History of hearing aids

History of hearing aids

 

1800s

The era of original sound collection hearing aids 

Awareness Sprouting

A few centuries ago, if people’s hearing was difficult, their only option was to help themselves: by simply use one of their hands behind the hearing-impaired ear to amplify the sound.

 

In London around 1800, F.C. Rein founded the first commercial production company of passive loudspeakers. The company produced hundreds of different hearing aids, most of which were a limited number of sound tubes and loudspeakers.

 

1900s

Carbon element hearing aid

Commercial hearing aids became feasible for the first time in 1899. The product called "Akoulallion" is produced by the American company Akouphone. This desktop hearing aid is mainly made of carbon. It is the size of a table and is priced at US$400. In 1900 this hearing aid was improved and renamed "Akouphone".

The microphone at this stage of 1901 is made of toner, but the effect is not very good.

Year 1902:

At this stage, the efficiency of electronic carbon hearing aids is determined by the relative relationship between the microphone and the headset.

 

 

1920s

Vacuum Electronic Tube hearing aid

Year 1907

The vacuum tube or electron tube was invented by Lee DeForest and was quickly used in broadcasting equipment.

 

Year 1921

Earl C. Hanson invented the first prototype of a vacuum tube hearing aid, which was patented and produced by a company called Universal.

 

Year 1933

The first vacuum tube hearing aid was designed by two companies in England, Amplivox and Maltitone. This kind of device needs two batteries to supply power and is limited by the battery life, usually it can only be used for one day. This hearing aid consists of four parts: microphone, earphone (receiver), amplifier and two batteries.

 

1950s

Transistor and integrated circuit hearing aid

 

 

Year 1952

With the invention of the transistor at Bell Labs in the United States in Year 1947, the Raytheon Manufacturing Company introduced the "junction transistor" technology in 1952.

 

Year 1953

The following companies have launched their first transistor hearing aids: Microtone, MAICO (a member of the Oticon group of companies) Unex and Radioear.

 

Year 1955

The American company Dahlberg launched Miracle Ear, which is their first in-ear device, and may also be the world's first in-ear hearing aid.

 

Year 1957

A hearing aid distributor from California made a custom hearing aid for his client.

1980s

Digital Hearing aid

In the 1980s, integrated circuit technology advanced by leaps and bounds. Many new integrated circuits using "analog sound processing" technology have appeared on the market.

 

Year 1983

Nanley, Steadman, Wechsler and Spencer reported on the wearable digital hearing aid developed at Audiotone. The digital hearing aid itself includes digital circuits like computers used for sound processing.

 

Year 1984

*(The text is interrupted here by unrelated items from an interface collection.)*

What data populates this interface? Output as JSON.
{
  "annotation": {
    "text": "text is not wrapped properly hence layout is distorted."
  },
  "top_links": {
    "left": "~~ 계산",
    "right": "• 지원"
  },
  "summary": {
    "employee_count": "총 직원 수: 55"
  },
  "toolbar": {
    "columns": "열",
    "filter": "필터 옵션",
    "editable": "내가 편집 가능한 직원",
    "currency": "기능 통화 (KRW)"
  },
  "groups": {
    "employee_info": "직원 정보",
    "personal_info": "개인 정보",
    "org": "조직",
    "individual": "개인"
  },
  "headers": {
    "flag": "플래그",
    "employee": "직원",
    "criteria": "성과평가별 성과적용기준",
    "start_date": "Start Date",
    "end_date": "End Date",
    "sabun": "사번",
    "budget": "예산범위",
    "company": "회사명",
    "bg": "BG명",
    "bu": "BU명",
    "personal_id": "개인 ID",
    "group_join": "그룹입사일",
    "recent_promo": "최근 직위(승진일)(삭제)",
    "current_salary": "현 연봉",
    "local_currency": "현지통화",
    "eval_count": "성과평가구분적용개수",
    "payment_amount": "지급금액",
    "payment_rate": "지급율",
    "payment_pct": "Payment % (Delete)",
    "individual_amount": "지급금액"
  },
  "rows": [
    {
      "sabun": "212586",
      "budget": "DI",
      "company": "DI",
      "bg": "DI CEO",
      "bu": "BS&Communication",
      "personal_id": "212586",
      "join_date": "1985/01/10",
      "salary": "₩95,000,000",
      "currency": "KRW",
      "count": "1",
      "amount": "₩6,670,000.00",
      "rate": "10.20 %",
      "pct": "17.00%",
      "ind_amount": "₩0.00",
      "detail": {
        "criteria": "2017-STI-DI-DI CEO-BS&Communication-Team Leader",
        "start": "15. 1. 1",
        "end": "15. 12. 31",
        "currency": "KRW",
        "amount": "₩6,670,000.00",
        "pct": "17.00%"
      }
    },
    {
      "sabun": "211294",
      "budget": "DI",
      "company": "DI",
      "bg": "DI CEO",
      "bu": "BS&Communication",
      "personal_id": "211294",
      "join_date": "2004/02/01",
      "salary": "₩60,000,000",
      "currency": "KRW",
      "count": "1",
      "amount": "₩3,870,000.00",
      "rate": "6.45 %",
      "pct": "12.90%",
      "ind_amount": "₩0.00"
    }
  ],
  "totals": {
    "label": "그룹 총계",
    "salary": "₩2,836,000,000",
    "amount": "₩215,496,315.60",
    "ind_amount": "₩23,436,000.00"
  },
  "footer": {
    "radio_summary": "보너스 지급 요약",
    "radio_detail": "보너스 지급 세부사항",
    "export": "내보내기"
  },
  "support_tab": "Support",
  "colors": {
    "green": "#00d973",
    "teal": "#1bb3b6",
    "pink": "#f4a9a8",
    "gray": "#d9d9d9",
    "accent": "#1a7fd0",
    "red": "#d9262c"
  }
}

The University of Wisconsin and Nicolet Instrument Company conducted a project research that led to the birth of the first truly wearable digital hearing aid: Phoenix.

 

In the late 1980s, many programmable hearing aids were invented. Digital technology has been applied to hearing aids, bringing about a truly revolutionary era in hearing aids.

 

Present and Future

After more than a hundred years of ups and downs, today’s hearing aids have various shapes such as invisible hearing aids, in-the-ear, behind-the-ear, glasses type hearing aid, hairpin hearing aid, jewelry hearing, wireless hearing aid, etc., and the hearing aid effect has been significantly improved.

 

At the current level of development of hearing aids, users with moderate hearing loss have the condition to choose to place the hearing aid deep in the ear canal without being visible, and the size of the hearing aid has been greatly reduced.

 

Industry professionals are adding different technologies to the hearing aid industry, including charging technology, wireless technology, language education, medical facilities and other technologies in different fields are being integrated, the future development of hearing aids will have unlimited possibilities.